Ameriquest Mortgage Co. may settle charges brought on by 33 states and clear a path for the company's billionaire founder to take a job with the U.S. State Department.
Business practices would be overhauled under the supervision of an outside monitor and Ameriquest would make a payment of $325 million -- $295 million refunded to borrowers and $30 million for states' investigation costs -- under terms outlined in a copy of a proposed settlement, the Los Angeles Times reports. But the latest agreement -- the fifth version -- was reportedly drafted by states, and Ameriquest is not necessarily 100 percent on board yet.
Earlier this year, Ameriquest set aside $325 million in anticipation of a settlement. At the time the company said that although a definitive agreement may not be achieved, it "is focused on resolving the issues under discussion with these agencies so as to reach a resolution that is fair to customers and fair to the company."
Roland Arnall, founder of the Orange, Calif.-based company and the 73rd richest man in the U.S. according to Forbes magazine, has raised $12 million for President Bush since 2002 and is the current nominee for ambassador to Holland. Putting states' charges behind the company would lift a cloud surrounding his nomination.
Attorneys general in multiple states charged the subprime lender with unfair lending practices, while the Times reported in a series of articles that employees were working in boiler room operations and pressured to use abusive tactics.

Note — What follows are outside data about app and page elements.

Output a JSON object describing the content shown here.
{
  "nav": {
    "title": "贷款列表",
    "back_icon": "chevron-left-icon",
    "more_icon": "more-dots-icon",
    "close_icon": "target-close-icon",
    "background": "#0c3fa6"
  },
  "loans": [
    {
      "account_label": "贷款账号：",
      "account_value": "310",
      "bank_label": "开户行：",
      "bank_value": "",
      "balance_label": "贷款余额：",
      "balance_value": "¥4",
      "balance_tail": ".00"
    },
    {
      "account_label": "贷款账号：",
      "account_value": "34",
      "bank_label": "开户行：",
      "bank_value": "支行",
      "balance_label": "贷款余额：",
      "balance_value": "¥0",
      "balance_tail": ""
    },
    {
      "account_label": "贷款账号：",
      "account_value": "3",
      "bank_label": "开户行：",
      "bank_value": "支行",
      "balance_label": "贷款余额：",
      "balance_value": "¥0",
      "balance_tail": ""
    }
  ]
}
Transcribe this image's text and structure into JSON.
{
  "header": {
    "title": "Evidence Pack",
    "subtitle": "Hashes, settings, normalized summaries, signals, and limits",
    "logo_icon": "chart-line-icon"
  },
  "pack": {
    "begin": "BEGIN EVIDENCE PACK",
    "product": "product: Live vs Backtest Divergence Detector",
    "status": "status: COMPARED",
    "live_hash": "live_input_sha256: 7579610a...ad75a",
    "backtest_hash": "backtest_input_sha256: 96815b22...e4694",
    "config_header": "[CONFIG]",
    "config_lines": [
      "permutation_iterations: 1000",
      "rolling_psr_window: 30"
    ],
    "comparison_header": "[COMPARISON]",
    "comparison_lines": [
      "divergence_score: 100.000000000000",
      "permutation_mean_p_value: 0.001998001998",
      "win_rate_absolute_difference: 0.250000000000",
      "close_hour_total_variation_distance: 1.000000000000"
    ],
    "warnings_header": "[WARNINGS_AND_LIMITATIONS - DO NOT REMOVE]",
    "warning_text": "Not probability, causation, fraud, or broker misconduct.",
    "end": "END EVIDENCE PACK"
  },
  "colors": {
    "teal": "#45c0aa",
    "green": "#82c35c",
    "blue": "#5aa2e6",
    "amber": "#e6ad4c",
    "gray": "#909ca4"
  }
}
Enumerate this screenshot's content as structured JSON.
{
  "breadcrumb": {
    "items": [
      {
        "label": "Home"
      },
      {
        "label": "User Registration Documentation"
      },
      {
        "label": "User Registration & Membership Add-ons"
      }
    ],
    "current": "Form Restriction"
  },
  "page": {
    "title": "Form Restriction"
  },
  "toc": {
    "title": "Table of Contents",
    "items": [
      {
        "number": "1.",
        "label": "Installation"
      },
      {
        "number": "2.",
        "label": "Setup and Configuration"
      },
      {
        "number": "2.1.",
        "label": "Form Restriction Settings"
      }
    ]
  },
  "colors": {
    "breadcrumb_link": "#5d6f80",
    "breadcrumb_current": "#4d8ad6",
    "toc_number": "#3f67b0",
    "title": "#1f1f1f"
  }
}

Among items in the draft outlined by the Times was a proposal to eliminate employee compensation tied to higher fees, one requiring loan originators to use more truthful language, and another cracking down on pressuring appraisers to push values higher.